Trading NASDAQ 100
The Nasdaq is a benchmark index for US technology stocks and a global electronic marketplace for buying and selling securities. The term Nasdaq also refers to the Nasdaq composite, which is an index of over 3,000 stocks that are listed on the Nasdaq exchange. This exchange, in particular, includes the globe’s forerunners in technology and biotech such as Microsoft, Google, Oracle, Intel and Amazon to list a few. However, there is a difference between the Nasdaq composite and the Nasdaq 100 which is made up of the 100 largest nonfinancial companies listed on the NASDAQ exchange.

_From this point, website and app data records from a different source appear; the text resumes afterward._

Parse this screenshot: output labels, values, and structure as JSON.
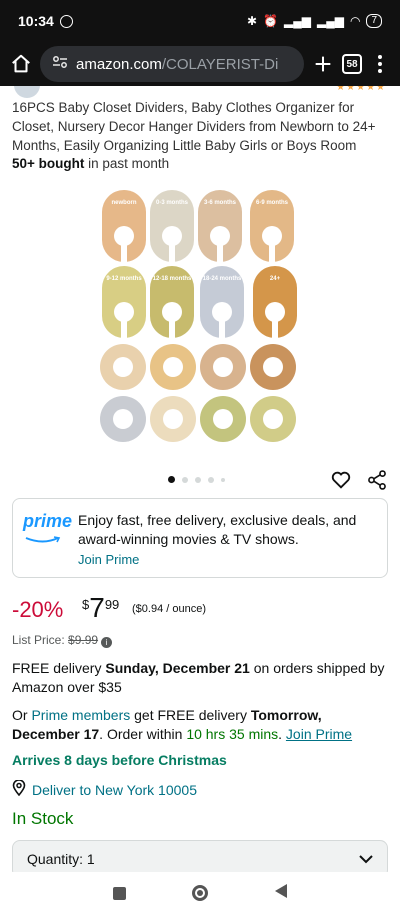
{
  "status_bar": {
    "time": "10:34",
    "battery": "7"
  },
  "browser": {
    "url_host": "amazon.com",
    "url_path": "/COLAYERIST-Di",
    "tabs_count": "58"
  },
  "product": {
    "title": "16PCS Baby Closet Dividers, Baby Clothes Organizer for Closet, Nursery Decor Hanger Dividers from Newborn to 24+ Months, Easily Organizing Little Baby Girls or Boys Room",
    "bought_bold": "50+ bought",
    "bought_rest": " in past month",
    "hanger_labels": [
      "newborn",
      "0-3 months",
      "3-6 months",
      "6-9 months",
      "9-12 months",
      "12-18 months",
      "18-24 months",
      "24+"
    ]
  },
  "carousel": {
    "count": 5,
    "active": 0
  },
  "prime": {
    "logo": "prime",
    "text": "Enjoy fast, free delivery, exclusive deals, and award-winning movies & TV shows.",
    "join_label": "Join Prime"
  },
  "price": {
    "discount": "-20%",
    "symbol": "$",
    "whole": "7",
    "fraction": "99",
    "unit_price": "($0.94 / ounce)",
    "list_label": "List Price: ",
    "list_value": "$9.99"
  },
  "delivery": {
    "line1_a": "FREE delivery ",
    "line1_date": "Sunday, December 21",
    "line1_b": " on orders shipped by Amazon over $35",
    "line2_a": "Or ",
    "line2_link": "Prime members",
    "line2_b": " get FREE delivery ",
    "line2_date": "Tomorrow, December 17",
    "line2_c": ". Order within ",
    "line2_time": "10 hrs 35 mins",
    "line2_d": ". ",
    "line2_join": "Join Prime",
    "arrives": "Arrives 8 days before Christmas",
    "deliver_to": "Deliver to New York 10005",
    "stock": "In Stock"
  },
  "quantity": {
    "label": "Quantity:",
    "value": "1"
  },
  "colors": {
    "link": "#007185",
    "discount": "#cc0c39",
    "in_stock": "#007600",
    "prime_blue": "#1a98ff"
  }
}
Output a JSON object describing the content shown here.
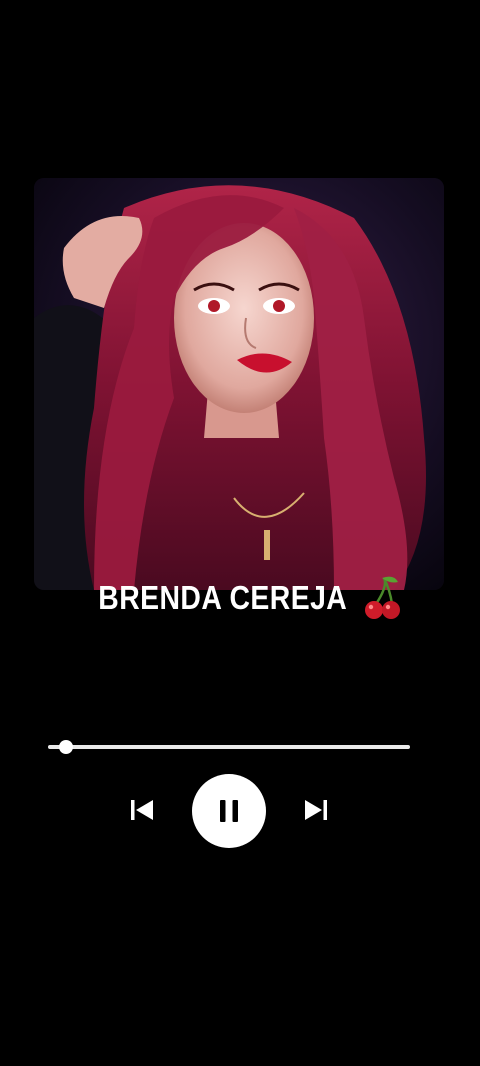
{
  "player": {
    "song_title": "BRENDA CEREJA",
    "title_emoji": "cherry-icon",
    "progress_fraction": 0.05,
    "state": "playing",
    "controls": {
      "previous": "skip-previous-icon",
      "play_pause": "pause-icon",
      "next": "skip-next-icon"
    }
  },
  "colors": {
    "background": "#000000",
    "progress_track": "#eaeaea",
    "play_button_bg": "#ffffff",
    "icon": "#ffffff",
    "pause_glyph": "#000000",
    "hair": "#8c1838",
    "lips": "#c8102e",
    "cherry": "#d01c2a"
  }
}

Both are market capitalization-weighted indexes that are made up of both US-based and international stocks that represent the NASDAQ Global Select Market Composite. These stocks need to meet strict liquidity requirements and adhere to corporate governance standards.
NASDAQ 100 History
The Nasdaq 100 was launched on 31 January 1985, by the Nasdaq Stock Exchange and started off with two separate indices: The NASDAQ-100 consists of retail, technology, telecommunication, health care, transport, etc. and the NASDAQ Financial-100 consists of banking, insurance firms, mortgage and brokerage houses. By creating two indices the NASDAQ wanted options and futures contracts to be created on their basis in the hopes that other mutual funds would adopt the same principles on their benchmarks.
The base price of the index was set at 250 and closed at 800 on the last day of December 1993. The base was reset to 125 on the 1st of January 1994 leaving the NASDAQ 100 price below that of the more popular NASDAQ Composite.
The all-time highs for the index were welcomed by the dot-com bubble, standing above the 4,700 level in 2000. In 2002 the markets started reacting to the recession, the September 11 attacks and the Afghan War, that saw the index drop to the 900-point leveld. The recovery took 5 years and eventually the index corrected itself on February 16, 2001 to a high of 2,239.51 points. The Late-2000s recession saw the housing bubble and Global Financial Crisis of 2008, with a correction at below the 2,000-point level. While the Nasdaq 100 also experienced a limit down on the 24th of October 2008, on November 20, 2008 the index reached a 6-year intraday low of 1,018.
Quantitative Easing (QE) from the Fed (Federal Reserve) was what brought in the end of the financial crisis. The index started on a volatile four-year climb, and on May 15, 2013 closed above 3,000. Thanks to GOOG (google Inc.) on the 18th of October 2013, the index closed at a high of 3,355.63 as each Google share was sold for more than $1,000. Finally, the index reached 4,593.27 as 2015 came to a close.
NASDAQ 100 Index composition
The Nasdaq 100 includes 100 of the largest domestic and international non-financial companies listed on the Nasdaq Stock Exchange, and it is calculated based on a modified market capitalization-weighted methodology. Every quarter the Nasdaq is reviewed, and the composition of the Nasdaq 100 index weightings are adjusted according to its components by means of a proprietary algorithm. If the composites do not meet pre-defined weight distribution requirements, they are excluded.
Top 10 companies represented by NASDAQ 100 and their index weighting (%)
|Cisco Systems Inc||2.7%|
Factors that influence the overall index price
It is always handy for traders to follow the PMI (Pre-Market Indicator), as it predicts opening prices based on closing price of the last sale from the pre-market trade. This PMI also takes into consideration overnight news, hence assisting traders in market predictions.
As opposed to broader market indices like the Russell 2000 index, the main factors that influence Nasdaq stocks are heavily skewed towards the technology sector. The stocks are more volatile and change direction quickly.
Another wise move is to monitor the dollar index that reflects USD strength, which affects American companies.
NASDAQ 100 Trading information
- The NASDAQ 100 futures contract (called the E-Mini) is tradable from 22:00-20:14 & 20:30-20:59 (GMT), Monday to Friday
- The Nasdaq-100 price moves in increments of 0.25
- Trading on margin allowed
- The minimum trade size is 1 unit
- The currency of the Nasdaq 100 is the US Dollar
Trade the NASDAQ 100 with Friedberg Direct
Friedberg Direct is committed to providing you, our traders, with the most up to date trading tips, tools and professional coaching advice that will assist you when making trading decisions on the NASDAQ 100 index.
- Enjoy the security of trading with a regulated Canadian broker
- NASDAQ 100 index trading
- Go long or short – trade your view on the market
- MetaTrader 4 platform for desktop, tablet & mobile
- Rely on 24/5 technical support
Join Friedberg Direct now and enjoy competitive spreads, leveraged trading and all the benefits of trading with a regulated, Canadian broker!